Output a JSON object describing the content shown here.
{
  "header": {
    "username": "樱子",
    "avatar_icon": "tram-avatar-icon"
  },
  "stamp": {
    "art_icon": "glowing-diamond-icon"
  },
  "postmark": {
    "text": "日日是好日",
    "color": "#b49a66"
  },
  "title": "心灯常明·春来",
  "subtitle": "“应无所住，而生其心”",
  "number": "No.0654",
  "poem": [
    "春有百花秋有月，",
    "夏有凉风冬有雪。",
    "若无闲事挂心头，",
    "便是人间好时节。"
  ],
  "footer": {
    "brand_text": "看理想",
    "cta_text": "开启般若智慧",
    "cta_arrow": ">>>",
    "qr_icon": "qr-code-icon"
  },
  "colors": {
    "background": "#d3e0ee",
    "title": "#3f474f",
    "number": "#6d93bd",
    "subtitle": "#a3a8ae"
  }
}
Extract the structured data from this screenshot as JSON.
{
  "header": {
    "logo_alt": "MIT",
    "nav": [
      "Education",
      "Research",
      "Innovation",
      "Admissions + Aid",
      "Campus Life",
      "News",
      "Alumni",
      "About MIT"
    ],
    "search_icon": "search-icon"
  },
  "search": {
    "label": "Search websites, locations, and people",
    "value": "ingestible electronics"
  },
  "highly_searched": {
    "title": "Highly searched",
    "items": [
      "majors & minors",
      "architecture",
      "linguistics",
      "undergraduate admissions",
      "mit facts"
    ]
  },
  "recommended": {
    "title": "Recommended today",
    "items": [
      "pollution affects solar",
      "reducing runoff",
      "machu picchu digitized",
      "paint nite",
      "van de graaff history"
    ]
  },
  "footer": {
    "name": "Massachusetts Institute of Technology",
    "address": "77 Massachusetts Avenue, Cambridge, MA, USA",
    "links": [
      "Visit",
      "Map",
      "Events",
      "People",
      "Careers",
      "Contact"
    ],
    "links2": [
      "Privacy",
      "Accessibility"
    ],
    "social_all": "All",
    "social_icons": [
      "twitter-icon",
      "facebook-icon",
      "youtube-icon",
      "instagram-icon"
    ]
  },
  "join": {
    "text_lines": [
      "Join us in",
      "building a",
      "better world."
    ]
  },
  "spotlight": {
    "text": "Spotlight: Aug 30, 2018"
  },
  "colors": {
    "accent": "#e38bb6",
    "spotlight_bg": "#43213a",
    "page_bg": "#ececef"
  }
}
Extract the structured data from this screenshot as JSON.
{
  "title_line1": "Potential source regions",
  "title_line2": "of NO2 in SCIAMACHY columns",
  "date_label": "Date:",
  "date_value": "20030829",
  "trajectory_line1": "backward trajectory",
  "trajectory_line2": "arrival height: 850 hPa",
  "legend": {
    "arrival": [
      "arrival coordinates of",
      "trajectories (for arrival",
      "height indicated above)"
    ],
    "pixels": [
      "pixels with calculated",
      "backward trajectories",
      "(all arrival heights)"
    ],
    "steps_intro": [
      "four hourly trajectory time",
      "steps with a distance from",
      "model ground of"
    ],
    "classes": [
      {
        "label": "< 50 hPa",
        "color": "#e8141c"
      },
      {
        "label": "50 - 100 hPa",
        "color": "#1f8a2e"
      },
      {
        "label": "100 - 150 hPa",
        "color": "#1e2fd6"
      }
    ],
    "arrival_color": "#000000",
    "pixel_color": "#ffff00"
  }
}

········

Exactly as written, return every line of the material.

Output a JSON object describing the content shown here.
{
  "header": {
    "username": "樱子",
    "avatar_icon": "tram-avatar-icon"
  },
  "stamp": {
    "art_icon": "glowing-diamond-icon"
  },
  "postmark": {
    "text": "日日是好日",
    "color": "#b49a66"
  },
  "title": "心灯常明·春来",
  "subtitle": "“应无所住，而生其心”",
  "number": "No.0654",
  "poem": [
    "春有百花秋有月，",
    "夏有凉风冬有雪。",
    "若无闲事挂心头，",
    "便是人间好时节。"
  ],
  "footer": {
    "brand_text": "看理想",
    "cta_text": "开启般若智慧",
    "cta_arrow": ">>>",
    "qr_icon": "qr-code-icon"
  },
  "colors": {
    "background": "#d3e0ee",
    "title": "#3f474f",
    "number": "#6d93bd",
    "subtitle": "#a3a8ae"
  }
}
Extract the structured data from this screenshot as JSON.
{
  "header": {
    "logo_alt": "MIT",
    "nav": [
      "Education",
      "Research",
      "Innovation",
      "Admissions + Aid",
      "Campus Life",
      "News",
      "Alumni",
      "About MIT"
    ],
    "search_icon": "search-icon"
  },
  "search": {
    "label": "Search websites, locations, and people",
    "value": "ingestible electronics"
  },
  "highly_searched": {
    "title": "Highly searched",
    "items": [
      "majors & minors",
      "architecture",
      "linguistics",
      "undergraduate admissions",
      "mit facts"
    ]
  },
  "recommended": {
    "title": "Recommended today",
    "items": [
      "pollution affects solar",
      "reducing runoff",
      "machu picchu digitized",
      "paint nite",
      "van de graaff history"
    ]
  },
  "footer": {
    "name": "Massachusetts Institute of Technology",
    "address": "77 Massachusetts Avenue, Cambridge, MA, USA",
    "links": [
      "Visit",
      "Map",
      "Events",
      "People",
      "Careers",
      "Contact"
    ],
    "links2": [
      "Privacy",
      "Accessibility"
    ],
    "social_all": "All",
    "social_icons": [
      "twitter-icon",
      "facebook-icon",
      "youtube-icon",
      "instagram-icon"
    ]
  },
  "join": {
    "text_lines": [
      "Join us in",
      "building a",
      "better world."
    ]
  },
  "spotlight": {
    "text": "Spotlight: Aug 30, 2018"
  },
  "colors": {
    "accent": "#e38bb6",
    "spotlight_bg": "#43213a",
    "page_bg": "#ececef"
  }
}
Extract the structured data from this screenshot as JSON.
{
  "title_line1": "Potential source regions",
  "title_line2": "of NO2 in SCIAMACHY columns",
  "date_label": "Date:",
  "date_value": "20030829",
  "trajectory_line1": "backward trajectory",
  "trajectory_line2": "arrival height: 850 hPa",
  "legend": {
    "arrival": [
      "arrival coordinates of",
      "trajectories (for arrival",
      "height indicated above)"
    ],
    "pixels": [
      "pixels with calculated",
      "backward trajectories",
      "(all arrival heights)"
    ],
    "steps_intro": [
      "four hourly trajectory time",
      "steps with a distance from",
      "model ground of"
    ],
    "classes": [
      {
        "label": "< 50 hPa",
        "color": "#e8141c"
      },
      {
        "label": "50 - 100 hPa",
        "color": "#1f8a2e"
      },
      {
        "label": "100 - 150 hPa",
        "color": "#1e2fd6"
      }
    ],
    "arrival_color": "#000000",
    "pixel_color": "#ffff00"
  }
}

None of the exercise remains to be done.